*DATA*
====================

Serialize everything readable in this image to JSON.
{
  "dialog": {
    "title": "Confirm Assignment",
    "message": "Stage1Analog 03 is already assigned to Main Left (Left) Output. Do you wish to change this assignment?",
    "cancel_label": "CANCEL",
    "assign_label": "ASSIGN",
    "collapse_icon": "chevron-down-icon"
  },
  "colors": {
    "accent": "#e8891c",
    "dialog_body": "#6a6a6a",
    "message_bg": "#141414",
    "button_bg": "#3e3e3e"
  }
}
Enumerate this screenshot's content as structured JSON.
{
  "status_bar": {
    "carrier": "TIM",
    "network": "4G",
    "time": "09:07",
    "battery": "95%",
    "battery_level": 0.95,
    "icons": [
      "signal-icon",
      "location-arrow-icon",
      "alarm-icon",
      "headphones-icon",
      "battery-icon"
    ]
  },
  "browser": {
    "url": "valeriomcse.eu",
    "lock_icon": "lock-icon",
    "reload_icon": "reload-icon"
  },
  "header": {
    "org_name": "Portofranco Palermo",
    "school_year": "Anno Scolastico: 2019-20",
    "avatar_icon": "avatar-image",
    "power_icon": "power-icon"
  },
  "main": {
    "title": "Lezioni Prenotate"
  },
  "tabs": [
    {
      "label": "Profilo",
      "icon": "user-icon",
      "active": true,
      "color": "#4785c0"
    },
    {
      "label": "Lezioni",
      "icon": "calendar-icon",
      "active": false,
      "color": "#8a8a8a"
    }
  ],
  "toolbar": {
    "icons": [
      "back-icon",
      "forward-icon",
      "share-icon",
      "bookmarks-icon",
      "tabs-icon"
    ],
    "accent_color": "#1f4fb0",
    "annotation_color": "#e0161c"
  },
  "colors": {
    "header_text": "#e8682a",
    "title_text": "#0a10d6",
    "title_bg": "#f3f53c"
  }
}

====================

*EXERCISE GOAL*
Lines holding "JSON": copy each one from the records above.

*RESULT*
Serialize everything readable in this image to JSON.
Enumerate this screenshot's content as structured JSON.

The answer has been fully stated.